238. Forum [Journals] [SIS Review]
... Polotzki, who headed the Egyptological Department of the Hebrew University and is considered an authority in linguistics warned us: he did not know a living soul who knew how to pronounce Egyptian. (Incidentally, my Greek teacher pronounced the same warning in respect of the Greek language: modern Greek cannot be used as a key for the pronunciation of Homeric Greek.) DR EVA DANELIUS Nof Yam, Israel MALCOLM LOWERY replies: The amendments mentioned were my responsibility, and I would like to offer the following comments: (1 ) I apologise for missing the significance of the link between the ibis, the standard and the fly, and for replacing the interpretation of Dhwtyms by the usual ...
239. The Cyclic Nature of Ancient Catastrophes [Journals] [Catastrophism & Ancient History]
... celestial dragon). The vertical orientation of the Angel of the Lord from Jerusalem, already above a range of hills. I have no doubt this was a cosmic holocaust, and right on schedule; both of these questions have long been resolved. I do wonder whether this particular incident of the October case is the same one viewed by Homer while he reported Greeks landing on the Mediterranean shore, preparing to assault Troy. Research indicates that years of expected cosmic upheavals and their associated earthquakes and interplanetary lightning bolts were viewed as opportune occasions for armies intent on sacking walled cities. Quakes might breech- even collapse- sections of defenses; cosmic fear might destroy the defenders' volition ...
240. The Riddle of the Earth [Books]
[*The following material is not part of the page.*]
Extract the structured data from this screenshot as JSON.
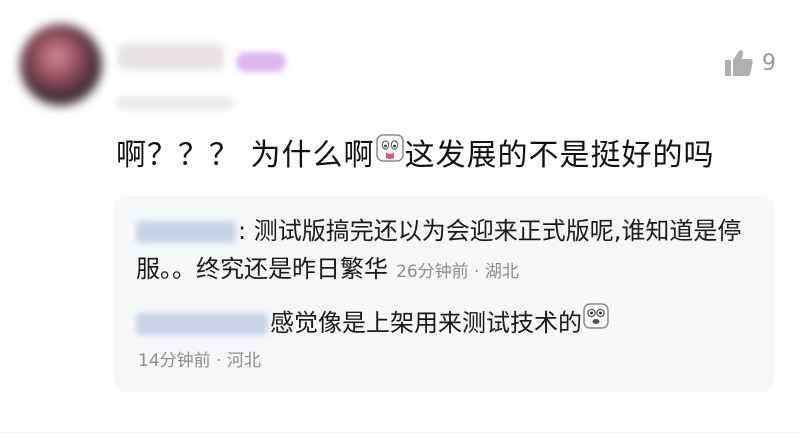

... cones, a horse's mane, torch-shaped, sword-shaped, spear-shaped, bearded and "horrorproducing." The various gases sometimes combine to give a comet the appearance of a human head with rough, unkempt hair and beard, whence must have arisen the imagery of the satyrs, the boon companions of Dionysus, with their bristling hair and beards. Homer speaks of the " flaming hair "of a comet which shakes down disease, pestilence and war, and Juvenal, of the blazing star which menaced the Parthian King, as having "bloody hairs, all over rough and shaggy like a bushy head of hair." In 1728 the French were terrified of a comet described by a ...
Search powered by Zoom Search Engine
Search took 0.078 seconds